More than 571 published studies highlight the clinical benefits of digital health solutions. The report found these apps are particularly useful for treating diabetes, depression, and anxiety. The analysis suggested digital health apps for diabetes prevention, diabetes management, asthma, cardiac rehabilitation and pulmonary rehabilitation alone could save up to $7bn each year. Extrapolating this data across the whole U.S. healthcare system, it indicated increased uptake of digital health apps and solutions could save up to $46bn. 

In the report, David Vinson, founding director and vice chairman of Xcertia and founder of the DHX group, commented: “I would say that if you don’t have digital medicine and digital therapeutic services in your Digital Health strategy out of an integrated delivery network, you’re probably not in business today because of what’s required under value-based care. You’ve got to create a stronger relationship with the patient.” 

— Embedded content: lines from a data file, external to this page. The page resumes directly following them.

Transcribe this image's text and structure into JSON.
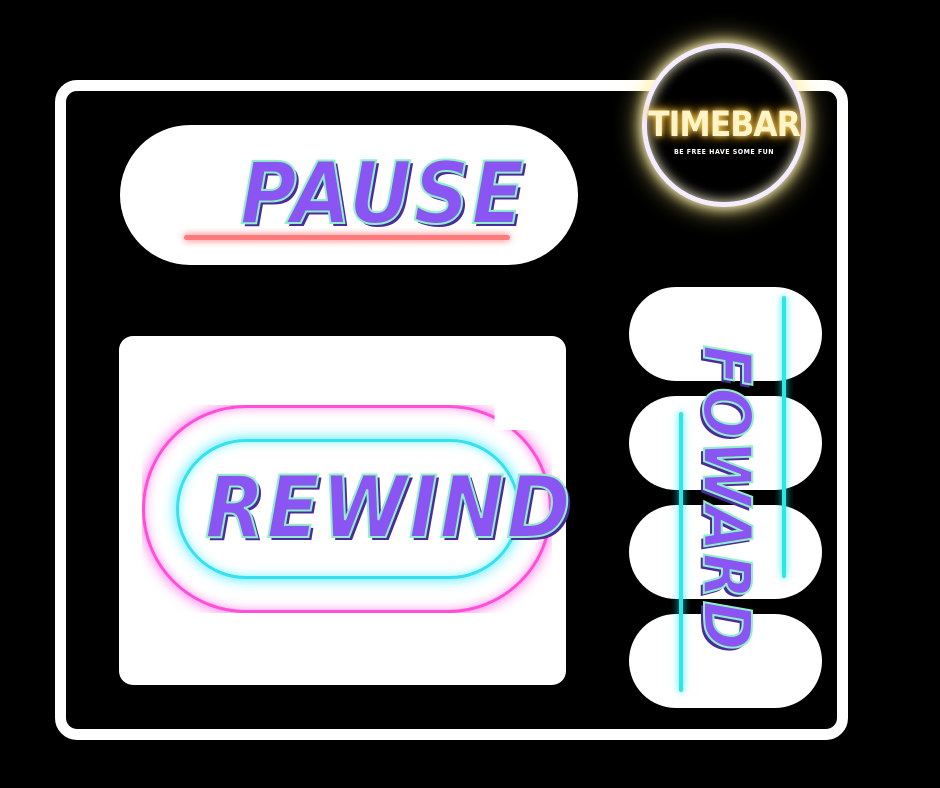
{
  "buttons": {
    "pause_label": "PAUSE",
    "rewind_label": "REWIND",
    "forward_label": "FOWARD"
  },
  "logo": {
    "title": "TIMEBAR",
    "tagline": "BE FREE HAVE SOME FUN"
  },
  "colors": {
    "background": "#000000",
    "frame": "#ffffff",
    "text_fill": "#8a55f2",
    "text_outline": "#8ff0c7",
    "pause_underline": "#ff7a7a",
    "rewind_outer_neon": "#ff4fd8",
    "rewind_inner_neon": "#35e0f0",
    "forward_neon": "#28e8e8",
    "logo_glow": "#ffe87a"
  }
}
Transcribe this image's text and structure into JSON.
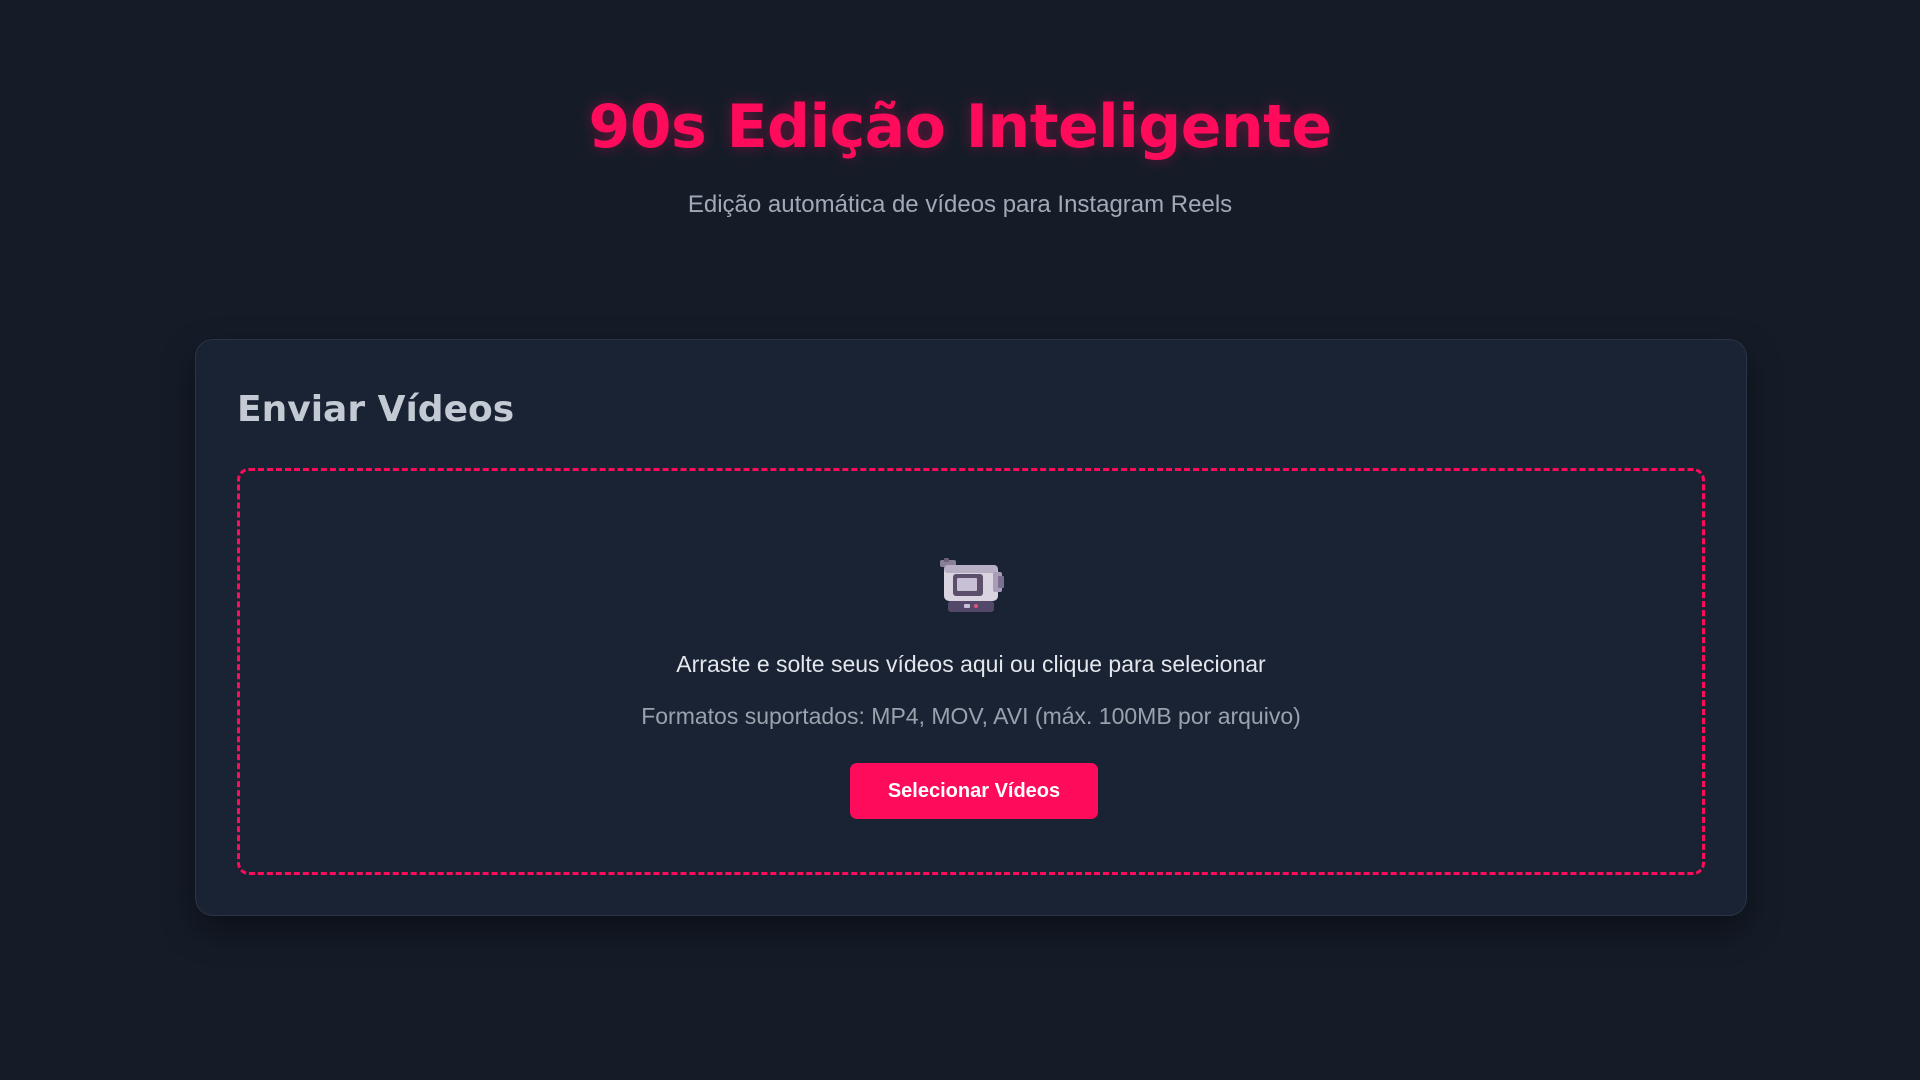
{
  "header": {
    "title": "90s Edição Inteligente",
    "subtitle": "Edição automática de vídeos para Instagram Reels"
  },
  "upload_card": {
    "title": "Enviar Vídeos",
    "dropzone": {
      "icon": "video-camera-icon",
      "instruction": "Arraste e solte seus vídeos aqui ou clique para selecionar",
      "formats": "Formatos suportados: MP4, MOV, AVI (máx. 100MB por arquivo)",
      "button_label": "Selecionar Vídeos"
    }
  },
  "colors": {
    "accent": "#ff0b5b",
    "background": "#151c28",
    "card": "#1a2334"
  }
}
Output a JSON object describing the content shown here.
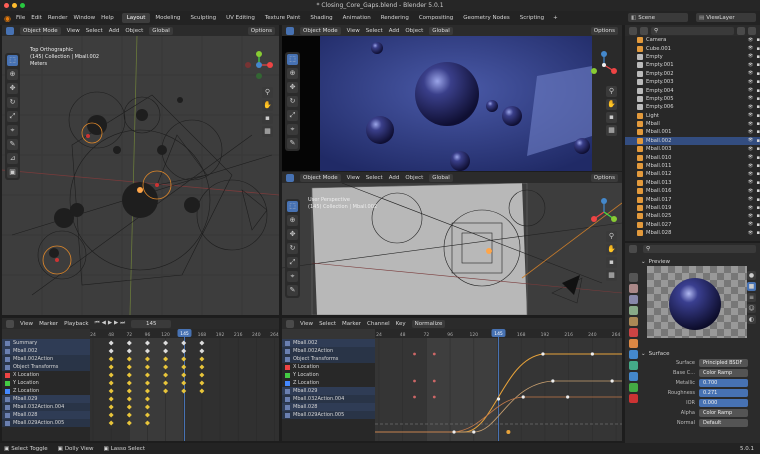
{
  "title": "* Closing_Core_Gaps.blend - Blender 5.0.1",
  "menu": [
    "File",
    "Edit",
    "Render",
    "Window",
    "Help"
  ],
  "workspaces": [
    "Layout",
    "Modeling",
    "Sculpting",
    "UV Editing",
    "Texture Paint",
    "Shading",
    "Animation",
    "Rendering",
    "Compositing",
    "Geometry Nodes",
    "Scripting"
  ],
  "plus": "+",
  "scene": "Scene",
  "viewlayer": "ViewLayer",
  "vp1": {
    "mode": "Object Mode",
    "menus": [
      "View",
      "Select",
      "Add",
      "Object"
    ],
    "orient": "Global",
    "options": "Options",
    "line1": "Top Orthographic",
    "line2": "(145) Collection | Mball.002",
    "line3": "Meters"
  },
  "vp2": {
    "mode": "Object Mode",
    "menus": [
      "View",
      "Select",
      "Add",
      "Object"
    ],
    "orient": "Global",
    "options": "Options"
  },
  "vp3": {
    "mode": "Object Mode",
    "menus": [
      "View",
      "Select",
      "Add",
      "Object"
    ],
    "orient": "Global",
    "options": "Options",
    "line1": "User Perspective",
    "line2": "(145) Collection | Mball.002"
  },
  "outliner": {
    "search": "",
    "items": [
      {
        "name": "Camera",
        "sel": false
      },
      {
        "name": "Cube.001",
        "sel": false
      },
      {
        "name": "Empty",
        "sel": false
      },
      {
        "name": "Empty.001",
        "sel": false
      },
      {
        "name": "Empty.002",
        "sel": false
      },
      {
        "name": "Empty.003",
        "sel": false
      },
      {
        "name": "Empty.004",
        "sel": false
      },
      {
        "name": "Empty.005",
        "sel": false
      },
      {
        "name": "Empty.006",
        "sel": false
      },
      {
        "name": "Light",
        "sel": false
      },
      {
        "name": "Mball",
        "sel": false
      },
      {
        "name": "Mball.001",
        "sel": false
      },
      {
        "name": "Mball.002",
        "sel": true
      },
      {
        "name": "Mball.003",
        "sel": false
      },
      {
        "name": "Mball.010",
        "sel": false
      },
      {
        "name": "Mball.011",
        "sel": false
      },
      {
        "name": "Mball.012",
        "sel": false
      },
      {
        "name": "Mball.013",
        "sel": false
      },
      {
        "name": "Mball.016",
        "sel": false
      },
      {
        "name": "Mball.017",
        "sel": false
      },
      {
        "name": "Mball.019",
        "sel": false
      },
      {
        "name": "Mball.025",
        "sel": false
      },
      {
        "name": "Mball.027",
        "sel": false
      },
      {
        "name": "Mball.028",
        "sel": false
      }
    ]
  },
  "properties": {
    "search": "",
    "preview": "Preview",
    "surface": "Surface",
    "rows": [
      {
        "k": "Surface",
        "v": "Principled BSDF"
      },
      {
        "k": "Base C...",
        "v": "Color Ramp"
      },
      {
        "k": "Metallic",
        "v": "0.700"
      },
      {
        "k": "Roughness",
        "v": "0.271"
      },
      {
        "k": "IOR",
        "v": "0.000"
      },
      {
        "k": "Alpha",
        "v": "Color Ramp"
      },
      {
        "k": "Normal",
        "v": "Default"
      }
    ]
  },
  "dopesheet": {
    "menus": [
      "View",
      "Marker",
      "Playback"
    ],
    "frame": "145",
    "ticks": [
      "24",
      "48",
      "72",
      "96",
      "120",
      "144",
      "168",
      "192",
      "216",
      "240",
      "264"
    ],
    "current": "145",
    "channels": [
      {
        "t": "Summary",
        "c": "hd"
      },
      {
        "t": "Mball.002",
        "c": "hd"
      },
      {
        "t": "Mball.002Action",
        "c": "sub"
      },
      {
        "t": "Object Transforms",
        "c": "sub"
      },
      {
        "t": "X Location",
        "c": ""
      },
      {
        "t": "Y Location",
        "c": ""
      },
      {
        "t": "Z Location",
        "c": ""
      },
      {
        "t": "Mball.029",
        "c": "hd"
      },
      {
        "t": "Mball.032Action.004",
        "c": "sub"
      },
      {
        "t": "Mball.028",
        "c": "hd"
      },
      {
        "t": "Mball.029Action.005",
        "c": "sub"
      }
    ]
  },
  "graph": {
    "menus": [
      "View",
      "Select",
      "Marker",
      "Channel",
      "Key"
    ],
    "normalize": "Normalize",
    "ticks": [
      "24",
      "48",
      "72",
      "96",
      "120",
      "144",
      "168",
      "192",
      "216",
      "240",
      "264"
    ],
    "current": "145",
    "yvals": [
      "10",
      "0"
    ],
    "channels": [
      {
        "t": "Mball.002",
        "c": "hd"
      },
      {
        "t": "Mball.002Action",
        "c": "sub"
      },
      {
        "t": "Object Transforms",
        "c": "sub"
      },
      {
        "t": "X Location",
        "c": ""
      },
      {
        "t": "Y Location",
        "c": ""
      },
      {
        "t": "Z Location",
        "c": ""
      },
      {
        "t": "Mball.029",
        "c": "hd"
      },
      {
        "t": "Mball.032Action.004",
        "c": "sub"
      },
      {
        "t": "Mball.028",
        "c": "hd"
      },
      {
        "t": "Mball.029Action.005",
        "c": "sub"
      }
    ]
  },
  "status": {
    "select": "Select Toggle",
    "view": "Dolly View",
    "lasso": "Lasso Select",
    "version": "5.0.1"
  }
}
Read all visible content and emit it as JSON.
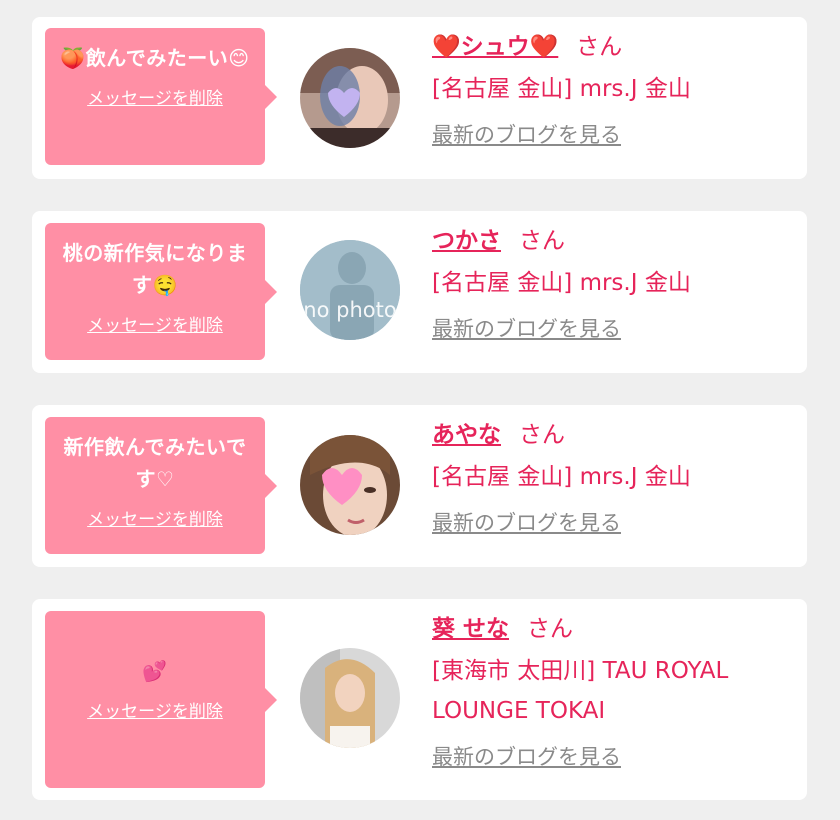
{
  "entries": [
    {
      "message": "🍑飲んでみたーい😊",
      "delete_label": "メッセージを削除",
      "name": "❤️シュウ❤️",
      "honorific": "さん",
      "shop": "[名古屋 金山] mrs.J 金山",
      "blog_link": "最新のブログを見る"
    },
    {
      "message": "桃の新作気になります🤤",
      "delete_label": "メッセージを削除",
      "name": "つかさ",
      "honorific": "さん",
      "shop": "[名古屋 金山] mrs.J 金山",
      "blog_link": "最新のブログを見る",
      "no_photo_label": "no photo"
    },
    {
      "message": "新作飲んでみたいです♡",
      "delete_label": "メッセージを削除",
      "name": "あやな",
      "honorific": "さん",
      "shop": "[名古屋 金山] mrs.J 金山",
      "blog_link": "最新のブログを見る"
    },
    {
      "message": "💕",
      "delete_label": "メッセージを削除",
      "name": "葵 せな",
      "honorific": "さん",
      "shop": "[東海市 太田川] TAU ROYAL LOUNGE TOKAI",
      "blog_link": "最新のブログを見る"
    }
  ],
  "colors": {
    "accent": "#e6245a",
    "bubble": "#ff8fa5",
    "link_gray": "#8a8a8a",
    "background": "#efefef"
  }
}
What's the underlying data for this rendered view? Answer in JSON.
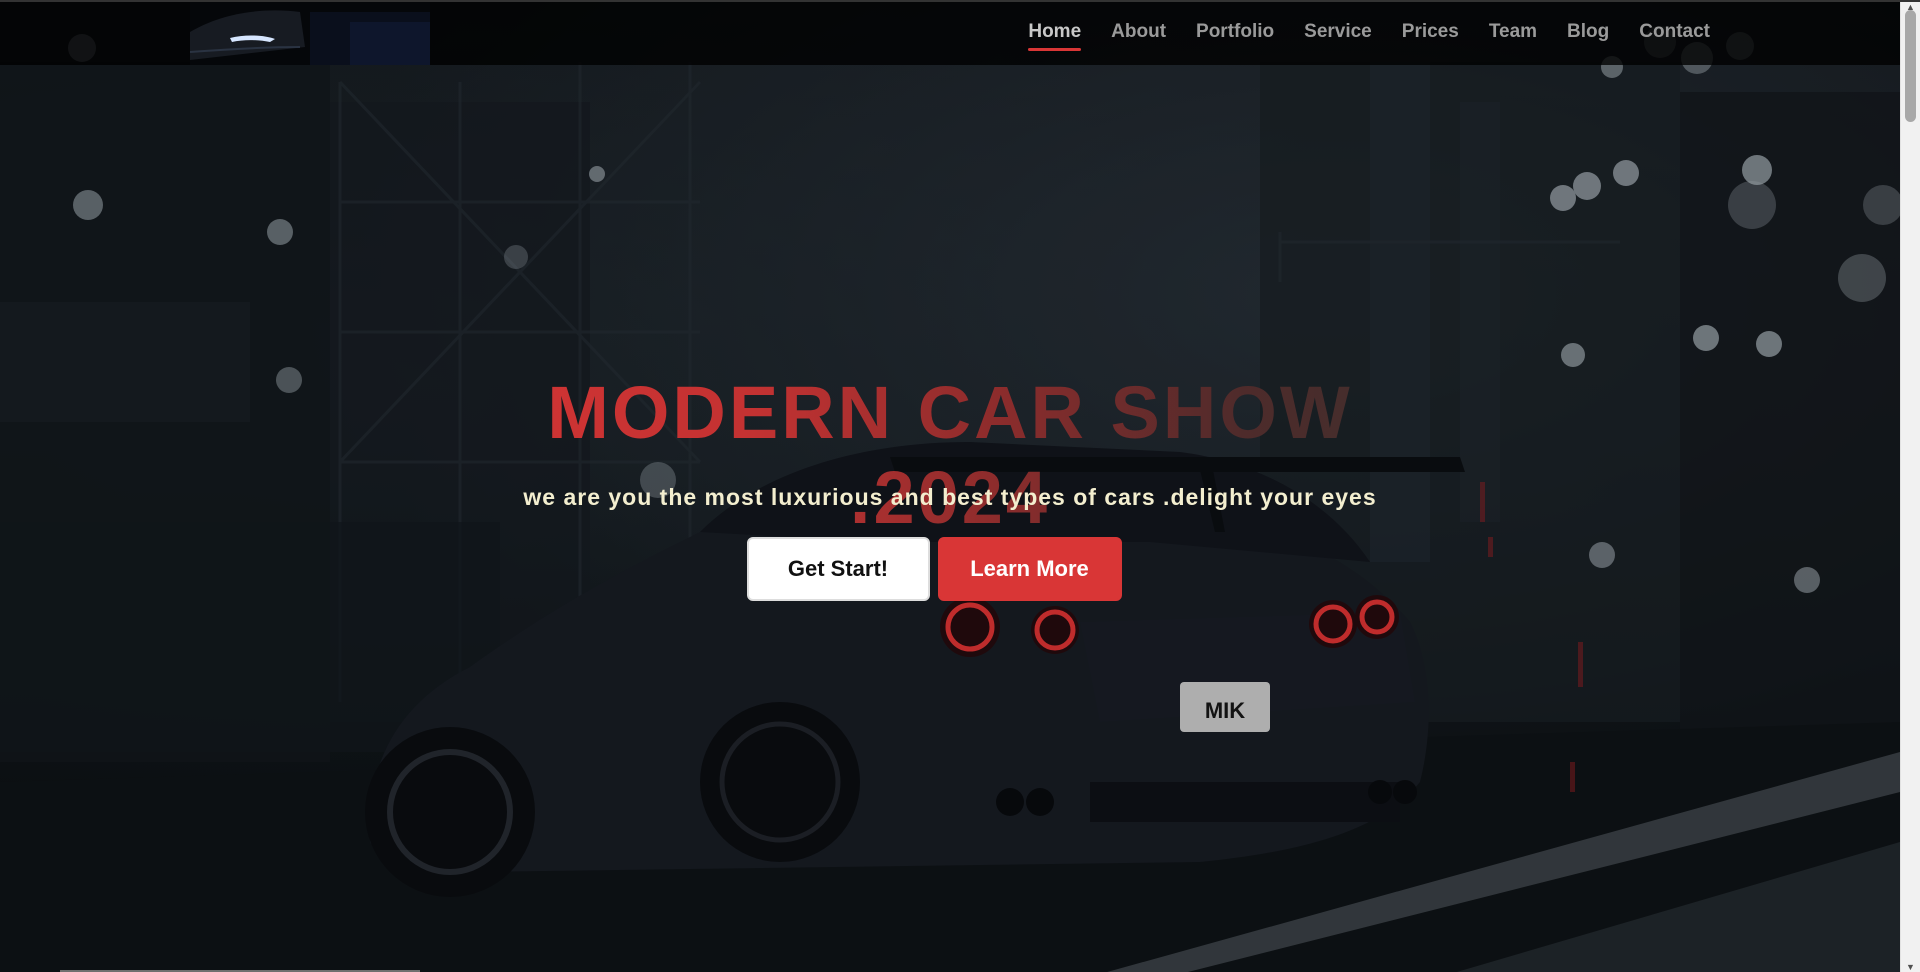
{
  "nav": {
    "items": [
      {
        "label": "Home",
        "active": true
      },
      {
        "label": "About",
        "active": false
      },
      {
        "label": "Portfolio",
        "active": false
      },
      {
        "label": "Service",
        "active": false
      },
      {
        "label": "Prices",
        "active": false
      },
      {
        "label": "Team",
        "active": false
      },
      {
        "label": "Blog",
        "active": false
      },
      {
        "label": "Contact",
        "active": false
      }
    ]
  },
  "hero": {
    "title": "MODERN CAR SHOW .2024",
    "subtitle": "we are you the most luxurious and best types of cars .delight your eyes",
    "buttons": {
      "start_label": "Get Start!",
      "learn_label": "Learn More"
    },
    "license_plate": "MIK"
  },
  "colors": {
    "accent": "#d93636",
    "nav_text": "#9a9a9a",
    "subtitle": "#f3eecf"
  },
  "icons": {
    "logo": "car-headlight-logo",
    "scroll_up": "chevron-up-icon",
    "scroll_down": "chevron-down-icon"
  }
}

Last year, a survey of 1,300 physicians conducted by the American Medical Association (AMA) found that 85 percent of physicians believe digital health solutions are advantageous to patients. It also revealed physicians are optimistic digital health could potentially boost efficiency within their practice, improve patient care, and increase diagnostic capability.

More than 318,000 apps for health condition management are currently available, up from just 66,000 in 2013. Apps to help manage mental health and behavioral disorders are currently the most prolific, accounting for 28 percent of health condition management apps. The second most popular are applications for patients with diabetes (16 percent). 

One particularly exciting area of growth in digital diabetes management is the development of Continuous Glucose Management (CGM) systems. At the 77th American Diabetes Association Scientific Sessions in San Diego, Howard Wolpert MD, vice president of medical innovation at the Lilly Cambridge Innovation Center, said: “What I’m excited about is CGM is coming of age, connected devices, and cloud computing - we have the potential to change diabetes care.” In September 2017, the U.S. Food and Drug Administration approved the first continuous monitoring system for adults that does not require blood sample calibration using a fingerstick, but instead reads data from a sensor placed under the skin. 

MdSpark is a digital solution to help patients find competitively priced medical practitioners in their area. Users pay an upfront and transparent fee for services, while physicians benefit from an easy route to market for services and assurance they will be reimbursed for treatments and consultations.